Exercise directions: Go through the records and give the number of lines that include "icon", with nothing else.

[Excerpts from an interface dataset]
★ ★ ★ ★ ★
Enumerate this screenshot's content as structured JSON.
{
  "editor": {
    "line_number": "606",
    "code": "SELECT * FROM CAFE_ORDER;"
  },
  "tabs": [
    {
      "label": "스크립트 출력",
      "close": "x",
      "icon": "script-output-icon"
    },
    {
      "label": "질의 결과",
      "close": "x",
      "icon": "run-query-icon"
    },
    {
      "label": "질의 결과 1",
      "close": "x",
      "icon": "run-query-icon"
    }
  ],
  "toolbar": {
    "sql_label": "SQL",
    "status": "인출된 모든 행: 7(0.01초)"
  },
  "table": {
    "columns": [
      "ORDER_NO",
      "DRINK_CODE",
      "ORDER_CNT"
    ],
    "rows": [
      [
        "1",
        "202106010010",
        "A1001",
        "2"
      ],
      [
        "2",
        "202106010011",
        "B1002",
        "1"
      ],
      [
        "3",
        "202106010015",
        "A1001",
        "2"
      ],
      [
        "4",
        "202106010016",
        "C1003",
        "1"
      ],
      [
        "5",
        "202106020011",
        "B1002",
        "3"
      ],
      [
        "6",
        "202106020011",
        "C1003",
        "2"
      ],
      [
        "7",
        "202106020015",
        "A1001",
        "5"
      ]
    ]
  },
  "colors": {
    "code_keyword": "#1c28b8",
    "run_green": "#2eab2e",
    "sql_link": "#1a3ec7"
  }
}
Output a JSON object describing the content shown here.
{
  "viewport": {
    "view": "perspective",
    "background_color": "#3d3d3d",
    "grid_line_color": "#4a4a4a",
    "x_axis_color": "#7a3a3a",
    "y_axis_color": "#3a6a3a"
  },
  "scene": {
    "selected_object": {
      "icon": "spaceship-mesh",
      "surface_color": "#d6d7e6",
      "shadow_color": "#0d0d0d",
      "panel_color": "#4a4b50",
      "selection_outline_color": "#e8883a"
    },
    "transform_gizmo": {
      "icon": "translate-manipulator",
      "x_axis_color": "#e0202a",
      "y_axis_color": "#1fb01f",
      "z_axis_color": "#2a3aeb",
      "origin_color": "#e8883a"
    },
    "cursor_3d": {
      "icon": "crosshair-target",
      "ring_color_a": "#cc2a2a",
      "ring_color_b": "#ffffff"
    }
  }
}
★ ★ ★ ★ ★
Task solution: 6